By now the 2016 Summer Olympics are in full swing and Team America is most certainly kicking some major ass in Rio de Janiero, Brazil. Over the past few days, you have no doubt been barraged with puff pieces during Olympic broadcasts covering the local customs of Brazil’s hardest partying region. Scenes of glistening bodies on Rio’s infamous beaches, samba dancing and copious drinking are surely gracing your television screen making the tropical paradise south of the border seem even more glamorous and desirable for tourism.
What they are likely not telling you is that Brazil is the world’s third largest beer market consuming 3.5 billion gallons of beer annually – that’s more than 62 gallons of beer per capita.
Brewing in Brazil has a long history that dates back to the 1830s when German immigrated to the South American wonderland seeking new opportunities and prosperity. Naturally, the beer-loving Bavarians brought with them a thirst for the frosty beverage and the skills needed to quench that thirst. In 1853, Bohemia Lager began production and became the first mass-marketed brew in the city of Petropolis, Rio de Janiero. Bohemia, now under the ownership umbrella of Anheuser-Busch/InBev, lays claim to being the oldest beer still brewed in Brazil. Later, in the 1880s, Antarctica and Brahma lagers joined Bohemia and together the three brews claimed nearly 98% of the Brazilian beer market.
As is the case in much of the world, mergers and acquisitions ran rampant in the Brazilian beer market. The majority of the market belongs to AmBev, the owner of the Brahma, Antarctica, Bohemia and Skol brands. Brazil’s largest brewer was formed in 1999 from the merger of the two biggest brands, Brahma and Antarctica. In 2004, Ambev merged with Belgium’s Interbrew to form InBev which merged with Anheuser-Busch in 2008 to form the world’s largest brewer, now known as Anheuser-Busch/InBev.
Brazil’s big beer brands are omnipresent in the countries bars, on its beaches and at barbecues. Brazilians consume these light, refreshing lagers everywhere and at almost any time. According to local custom, they are served on draft in small cups at least half full or more of foam supposedly to keep the beer colder longer – it doesn’t, but who can fight long ingrained custom.
Craft beer is making a slow emergence into the Brazilian beer scene and today Brazil sports a few craft breweries and more are coming online all the time. Sure, in the summer heat of Brazil’s tropical climate, an ice-cold – I mean so cold there is a layer of slush at the top of it – lager is perfect to beat the heat but, more and more, craft brewers are taking that venerable style and amping it up with hops infusions and indigenous fruits.

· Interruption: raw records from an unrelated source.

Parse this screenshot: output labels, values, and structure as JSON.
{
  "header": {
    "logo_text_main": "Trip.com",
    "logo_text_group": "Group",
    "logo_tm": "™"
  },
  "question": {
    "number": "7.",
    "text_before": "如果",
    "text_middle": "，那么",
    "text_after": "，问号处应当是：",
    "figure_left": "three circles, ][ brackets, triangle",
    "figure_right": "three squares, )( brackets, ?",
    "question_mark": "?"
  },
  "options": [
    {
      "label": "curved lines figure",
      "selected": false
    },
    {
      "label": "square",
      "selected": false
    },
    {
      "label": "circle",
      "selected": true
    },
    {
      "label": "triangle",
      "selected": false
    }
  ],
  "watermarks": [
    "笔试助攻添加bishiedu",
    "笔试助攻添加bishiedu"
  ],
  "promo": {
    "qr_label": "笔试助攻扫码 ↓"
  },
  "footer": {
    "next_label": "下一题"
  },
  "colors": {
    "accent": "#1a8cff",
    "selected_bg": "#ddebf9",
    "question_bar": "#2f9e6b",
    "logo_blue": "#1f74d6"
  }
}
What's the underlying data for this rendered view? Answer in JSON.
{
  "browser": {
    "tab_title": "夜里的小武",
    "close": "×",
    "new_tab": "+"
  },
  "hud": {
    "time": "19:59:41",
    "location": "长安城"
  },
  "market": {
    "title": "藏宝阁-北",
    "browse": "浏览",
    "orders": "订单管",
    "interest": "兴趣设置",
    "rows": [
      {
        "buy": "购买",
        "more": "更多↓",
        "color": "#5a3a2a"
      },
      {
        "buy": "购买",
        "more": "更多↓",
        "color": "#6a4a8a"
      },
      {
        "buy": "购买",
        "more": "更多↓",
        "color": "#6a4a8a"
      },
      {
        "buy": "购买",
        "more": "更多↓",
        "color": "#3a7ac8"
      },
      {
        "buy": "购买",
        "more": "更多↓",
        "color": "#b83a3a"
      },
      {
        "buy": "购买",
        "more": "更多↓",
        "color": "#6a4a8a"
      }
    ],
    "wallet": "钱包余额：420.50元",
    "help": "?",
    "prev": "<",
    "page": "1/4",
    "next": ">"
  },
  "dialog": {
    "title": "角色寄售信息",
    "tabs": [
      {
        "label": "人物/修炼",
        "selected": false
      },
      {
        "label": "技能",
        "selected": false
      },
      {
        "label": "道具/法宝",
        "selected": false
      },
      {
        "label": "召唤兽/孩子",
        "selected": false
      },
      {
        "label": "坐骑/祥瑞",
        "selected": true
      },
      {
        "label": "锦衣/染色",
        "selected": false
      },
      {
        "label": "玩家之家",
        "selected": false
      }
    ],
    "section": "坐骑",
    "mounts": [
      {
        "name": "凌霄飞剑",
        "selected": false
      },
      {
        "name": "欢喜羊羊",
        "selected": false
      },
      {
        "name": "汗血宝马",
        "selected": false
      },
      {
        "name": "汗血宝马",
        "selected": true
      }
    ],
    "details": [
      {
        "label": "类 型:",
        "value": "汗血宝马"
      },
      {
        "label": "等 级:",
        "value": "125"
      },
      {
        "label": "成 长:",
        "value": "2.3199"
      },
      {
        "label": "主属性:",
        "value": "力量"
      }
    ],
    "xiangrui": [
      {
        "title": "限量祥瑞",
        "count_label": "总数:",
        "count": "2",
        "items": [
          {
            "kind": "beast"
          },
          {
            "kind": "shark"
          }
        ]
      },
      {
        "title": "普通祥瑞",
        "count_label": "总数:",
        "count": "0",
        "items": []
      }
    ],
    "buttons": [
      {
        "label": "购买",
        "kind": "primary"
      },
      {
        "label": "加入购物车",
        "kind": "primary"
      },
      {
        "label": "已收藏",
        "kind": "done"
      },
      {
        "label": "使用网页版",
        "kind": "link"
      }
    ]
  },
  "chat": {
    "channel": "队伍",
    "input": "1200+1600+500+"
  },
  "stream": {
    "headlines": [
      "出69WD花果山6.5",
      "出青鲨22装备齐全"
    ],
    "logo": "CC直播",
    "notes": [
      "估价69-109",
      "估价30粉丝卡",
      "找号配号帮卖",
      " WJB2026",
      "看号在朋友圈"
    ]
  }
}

While mass-produced lagers may remain at the top of the heap in Brazil’s beer market, as in the rest of the world, craft beer is slowly chipping away at that mountain. So, as you watch the rest of the Olympic Games, kick back with a cold Brazilian brew and cheer on your favorite athletes.
A few Brazilian beers you can find locally include:
Xingu Black — Cervejaria Kaiser
Black and silky, this Brazilian beauty is rich with dark, roasty flavors of chocolate and coffee. Enjoy with a Brazilian steak for an unforgettable experience.
Palma Louca Pale Pilsner — Cervejaria Kaiser
A smooth representation of a Brazilian pilsner. Keep this one covered in ice as you enjoy beach volleyball from the Rio Olympics.
Brahma — Companhia Cervejaria Brahma
Pale yellow with light, grassy hops, this typical Brazilian lager is also one of its oldest. Slip on a thong swim suit – guys, too – and head out the beach with this buried in ice.